Last week I called the famous Japanese mountaineering magazine, Yama-to-Keikoku (山と溪谷 Mountains and Canyons) to ask about my book, The Japan Alps, which I sent to them for review back in February. I was told the book was mentioned in their May issue, a brief introduction to the book of barely three sentences, but a mention (with a B&W reproduction of the cover) nonetheless in a magazine of such esteem and prestige.
It was just over a year ago when I put the book up for sale in the Blurb bookstore and shortly after that time I looked at the book dozens of times, the memories of making the book with all my grand intentions (not all of them realized) and the adventures I experienced during my photographic pursuits still fresh.
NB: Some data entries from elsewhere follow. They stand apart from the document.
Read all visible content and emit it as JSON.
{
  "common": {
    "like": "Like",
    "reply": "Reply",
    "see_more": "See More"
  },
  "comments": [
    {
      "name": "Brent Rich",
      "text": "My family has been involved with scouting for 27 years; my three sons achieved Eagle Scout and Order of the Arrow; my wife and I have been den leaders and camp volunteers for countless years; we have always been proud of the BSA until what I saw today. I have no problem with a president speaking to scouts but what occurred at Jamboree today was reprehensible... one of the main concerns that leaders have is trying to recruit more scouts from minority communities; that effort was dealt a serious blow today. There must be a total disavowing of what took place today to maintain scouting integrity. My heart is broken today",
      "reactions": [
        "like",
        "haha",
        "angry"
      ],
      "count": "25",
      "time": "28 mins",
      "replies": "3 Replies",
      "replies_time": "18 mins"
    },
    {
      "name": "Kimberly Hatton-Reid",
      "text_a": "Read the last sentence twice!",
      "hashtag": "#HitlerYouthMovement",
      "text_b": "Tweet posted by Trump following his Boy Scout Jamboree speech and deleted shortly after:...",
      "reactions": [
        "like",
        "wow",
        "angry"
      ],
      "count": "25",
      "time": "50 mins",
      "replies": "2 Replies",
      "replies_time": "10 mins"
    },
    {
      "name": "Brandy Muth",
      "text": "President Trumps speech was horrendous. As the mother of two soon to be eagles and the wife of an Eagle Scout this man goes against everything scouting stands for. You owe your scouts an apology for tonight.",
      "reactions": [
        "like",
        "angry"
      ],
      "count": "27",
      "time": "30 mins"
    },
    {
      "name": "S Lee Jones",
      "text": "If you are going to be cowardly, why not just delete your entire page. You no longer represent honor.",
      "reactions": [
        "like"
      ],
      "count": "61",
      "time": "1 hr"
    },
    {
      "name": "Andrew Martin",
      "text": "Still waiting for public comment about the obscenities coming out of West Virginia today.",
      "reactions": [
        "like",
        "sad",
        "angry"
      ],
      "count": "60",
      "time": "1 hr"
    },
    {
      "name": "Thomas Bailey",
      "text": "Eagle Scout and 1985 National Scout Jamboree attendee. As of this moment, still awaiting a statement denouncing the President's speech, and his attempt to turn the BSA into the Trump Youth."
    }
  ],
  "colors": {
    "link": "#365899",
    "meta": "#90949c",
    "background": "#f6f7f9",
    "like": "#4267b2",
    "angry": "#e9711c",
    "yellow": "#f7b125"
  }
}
Then I sold all but two copies and those two were sent off – one to YamaKei and one to a publisher of photo art books along with my proposal for the project.
The book proposal was returned (after spending eight months in the courier’s warehouse and an afternoon with the publisher) and now I have one copy of my book at home. This morning I took a few moments to just look through it and see what I thought, without reading any of the text. It’s has been almost a year and a half since my last exploits in the Japan Alps and time and other activities have removed me from the direct memories of putting together the book. I tried to look at the book from an outside perspective. How do the photos look? What does this book say visually about a landscape that I made dear to me? Is this an attractive photo art book? I adopted the role of an armchair traveler or someone with an interest in the Japan Alps but without great familiarity.
The cover I have always enjoyed. Snowy, rugged mountains with soft curves of snow in the foreground, a bedding of cotton clouds below the peaks and the jagged spire of Yarigatake in the far distance. The print quality is very good too.
Turning to the first photograph inside however, there is a noticeable drop in the print quality. The glossy sharp edges and clear colours are softened and muted slightly. It’s a bit like listening to a modern digital recording and then putting on an album from the sixties. The quality of the reproduction just can’t compare. But after turning the pages a few more times the lower print quality – like the lower sound quality of a sixties album – becomes all but forgotten as the photographs (or music) become more important in what they have to say.
Most of the photographs came out alright and the light and colours and mood are preserved very well. Once the journey through the seasons in the Alps is underway, there is much wonder to enjoy and appreciate. Vast mountain scenes, delicate portraits of nature, and scenes capturing the enormity and grandeur of the high peaks begin to weave out a tale of alpine splendor. There are the steep fluted cliffs of Kashima Yarigatake that recall Himalayan mountains. There is Hotakadake towering over the Azusa River at Kamikochi. There are intimate views of alpine flora and details of snow and rock and ice. There are rocky peaks glowing orange in the alpine glow and cloud seas filling the valleys below illuminated crags. And there are wide-angle views capturing glacial cirques and steep cliffs with peaks marching off into the distance. Sometimes I can see the influences of Canadian photographers Freeman Patterson and Janis A. Kraulis in the photographs. Sometimes the ghost of Eliot Porter has come to whisper. Other scenes echo the images of modern day Japanese photographers. By the time the final pages are turned and the last photograph is viewed, I feel I have successfully told a visually satisfying introductory story to the Japan Alps.
Of course the project was never completed to my designs. I had at least seven more hikes planned that I have yet to make. Some important views were not captured due to weather being uncooperative and on one outing my timing left me tramping through the trees on both days as two of the finest displays of alpine glow teased me through the tight stand of silhouetted tree trunks. Ideally, this would have been a 160-page book with views from several more locations and during specific seasons included. But for those who are not closely acquainted with the Japan Alps, I think this book has much to say and will surely inspire.
It’s a very nice book, if I do say so myself. However, the quest for a quality art book publication will continue.